  2. National Organization for Rare Disorders. Fitz Hugh Curtis syndrome.

  3. Ekabe CJ, Kehbila J, Njim T, Kadia BM, Tendonge CN, Monekosso GL. Chlamydia trachomatis-induced Fitz-Hugh-Curtis syndrome: a case report.

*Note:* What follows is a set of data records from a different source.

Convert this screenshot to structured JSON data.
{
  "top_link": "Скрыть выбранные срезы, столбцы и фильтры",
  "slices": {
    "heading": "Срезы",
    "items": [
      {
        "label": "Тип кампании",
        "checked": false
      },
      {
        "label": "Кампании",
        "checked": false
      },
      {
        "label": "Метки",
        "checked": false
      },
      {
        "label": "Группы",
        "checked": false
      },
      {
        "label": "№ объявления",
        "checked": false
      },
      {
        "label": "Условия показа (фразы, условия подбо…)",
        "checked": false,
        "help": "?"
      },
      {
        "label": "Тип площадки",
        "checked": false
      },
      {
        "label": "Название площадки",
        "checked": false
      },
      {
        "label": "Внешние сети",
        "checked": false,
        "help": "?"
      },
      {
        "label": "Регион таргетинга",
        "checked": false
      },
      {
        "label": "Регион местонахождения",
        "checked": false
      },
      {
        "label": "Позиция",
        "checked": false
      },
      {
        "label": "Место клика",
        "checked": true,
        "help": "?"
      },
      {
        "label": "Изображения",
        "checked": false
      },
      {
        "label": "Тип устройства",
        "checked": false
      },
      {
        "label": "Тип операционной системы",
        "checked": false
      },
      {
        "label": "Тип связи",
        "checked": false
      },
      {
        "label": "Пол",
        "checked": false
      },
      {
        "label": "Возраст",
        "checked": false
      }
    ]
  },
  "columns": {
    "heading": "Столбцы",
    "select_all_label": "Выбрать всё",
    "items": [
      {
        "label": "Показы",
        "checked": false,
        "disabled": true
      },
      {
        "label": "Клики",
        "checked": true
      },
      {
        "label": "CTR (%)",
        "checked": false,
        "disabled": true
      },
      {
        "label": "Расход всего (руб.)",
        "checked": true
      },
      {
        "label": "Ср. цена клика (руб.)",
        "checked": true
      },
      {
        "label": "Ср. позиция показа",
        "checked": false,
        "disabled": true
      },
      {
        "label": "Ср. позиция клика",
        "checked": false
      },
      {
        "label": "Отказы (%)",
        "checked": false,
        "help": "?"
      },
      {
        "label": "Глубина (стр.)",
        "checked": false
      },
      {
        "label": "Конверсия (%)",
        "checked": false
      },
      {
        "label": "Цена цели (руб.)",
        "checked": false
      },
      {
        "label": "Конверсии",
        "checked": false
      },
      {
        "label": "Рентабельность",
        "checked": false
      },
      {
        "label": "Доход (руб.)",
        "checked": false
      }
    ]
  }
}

BMC Res Notes. 2017;10(1):10. doi:10.1186/s13104-016-2357-z

By Mary Kugler, RN
Mary Kugler, RN, is a pediatric nurse whose specialty is caring for children with long-term or severe medical problems.